Avalanche Forecast Cascades - South West

Wednesday 26th December 2018

Avalanche Danger Ratings Wed 26th Dec 6:05PM Danger Ratings Alpine: Moderate Danger Ratings Treeline: Moderate Danger Ratings Below Treeline: Moderate
Recent Trend Last 10 days' forecasts

Forecaster: Robert Hahn

Date Issued:

Valid Until:

The bottom line: The sunny skies and fluffy snow may tempt you onto larger terrain, but think twice. Winds blowing snow near ridgelines have created slabs large enough to ruin your day if triggered. Very large avalanches have been triggered on a deep weak layer within the last week and avalanche professionals continue to give large and consequential avalanche terrain healthy respect.

Snowpack and Avalanche Discussion

An NWAC observer visited East Peak on Wednesday. He found low-density non-cohesive snow sitting on a strong 12/22 crust down 10-15 inches at mid elevations. On a pit at 6400 ft, E aspect, Facets identified below the crust were rounding, still reactive, but would be difficult to trigger under the strong crust. The deep persistent slab layer buried 12/9 was down 4+ ft and is becoming less reactive in propagation tests.

Regional Synopsis

In most parts of the state, a stout melt freeze crust was formed when it rained to high elevations around Thanksgiving. The one exception to this event was in the East North Zone, where the precipitation from the Thanksgiving storm was all snow. A quick storm at the end of November put a small amount of snow above the melt-freeze crust, and preserved the older basal facets in the northeastern areas.

Cold and clear weather dominated the first week in December, with valley fog and very cold temperatures east of the crest. The surface snow sat around and decomposed. Surface hoar grew large on top of this.

The jet stream took aim at the Pacific Northwest in the 2nd week of December.  Most notably, light storms buried and preserved a widespread layer of surface hoar and/or near surface facets on December 9th. From December 9th to December 23rd, storms kept coming. Freezing levels fluctuated, but never moved much above 5000ft throughout the Cascades (although the southernmost volcanoes and Mt. Hood saw rain well above 6000).

Initially, the storm track favored the northern zones. The accompanying avalanche cycle began on December 11th. Most of these slides were soft slabs, but some propagated widely on the December 9th layer. Higher snowfall totals in the West North resulted in very large (D3+) avalanches in the mountains along Hwy 542.

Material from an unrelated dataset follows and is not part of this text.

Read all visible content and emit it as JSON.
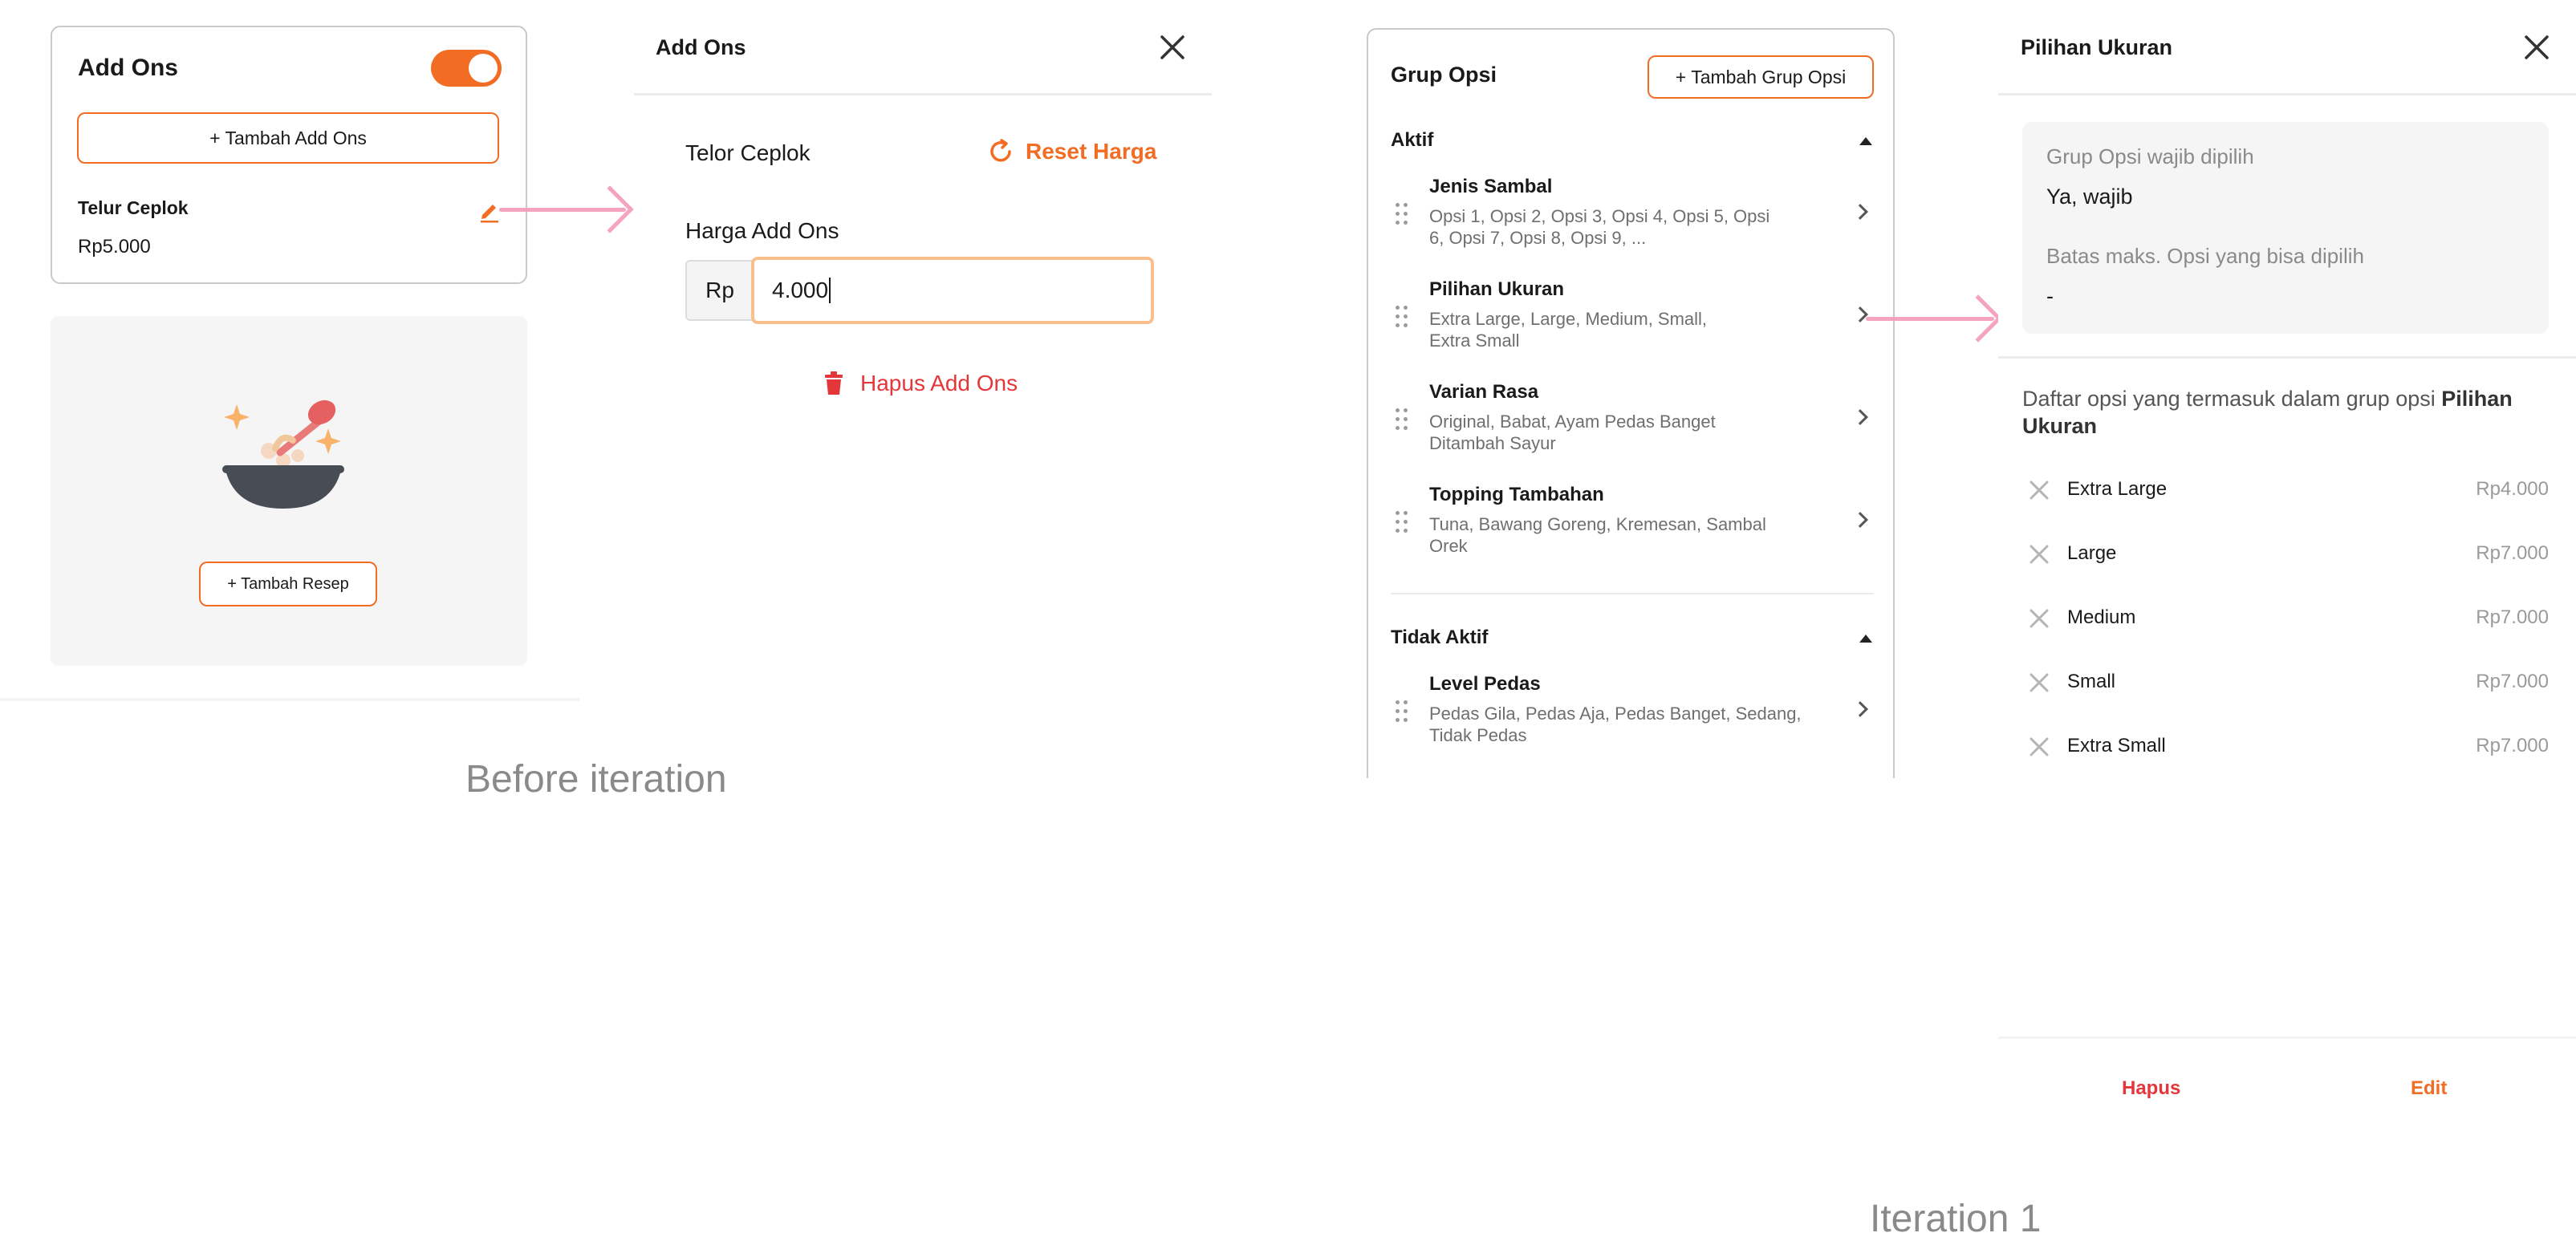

A second, and larger avalanche cycle occurred during heavy snowfall and strong wind events between December 18th and 20th. Although these cycles were once again most prevalent in the northern and eastern zones, big storm totals around Mt. Rainier tipped the balance down south as well. This 2nd cycle was impressive, with very large and destructive avalanches (some D4) reported. The culprit was once again the December 9th surface hoar/facets (and/or the basal facets in the northern and eastern zones).

Today we have a large difference in snowpack depths between the Pacific Crest and the Eastern Slope. This is nothing unusual, as more often than not the west side of the Cascades and the passes get more snow than areas further east. Moving forward, places with a deep snowpack (say greater than 5ft) and warmer temperatures may continue to gain strength. Areas with a shallow snowpack (say less than 3.5ft) may take much longer. In a general and applied sense, this means the avalanche danger/conditions may begin to diverge between the western and eastern zones.  

As the skies clear and we move into high pressure, take note as to which avalanche paths have run large on deep, weak layers, and those which haven’t. Be sure to track surface conditions, as this next period of cold, clear weather may create the next weak layer when the storm track does turn back toward us. As always, please share your photos and experiences with us!

Happy Holidays

Weather Synopsis

A trough centered over the Intermountain West will bring cool N-NW flow to the region as a broad ridge builds offshore on Thursday. The flow will be sufficiently moist to keep low clouds, fog, and a chance of flurries in the forecast. Very weak NW-SE oriented convergence zones will locally enhance snow and cloud in parts of the west slopes Cascades foothills and into the lower passes. Clouds will decrease throughout the day.

Late Thursday night some light snow will arrive in the Olympic mountains from the west as a significant warm front approaches. The Cascades will remain clear and cold.

On Friday, the warm front will be draped parallel to the British Colombia and Washington coastlines. Clouds will lower and thicken with light snow arriving in the Olympics in the morning and in the Cascades by early afternoon. 

Friday night the warm front crosses the region bringing moderate to heavy snow changing to rain at Snoqualmie Pass around midnight as easterly flow in the evening switches to westerly, while Stevens Pass will change to rain after midnight.

Offline, Anywhere Members can email a forecast to themselves, meaning it's available offline Join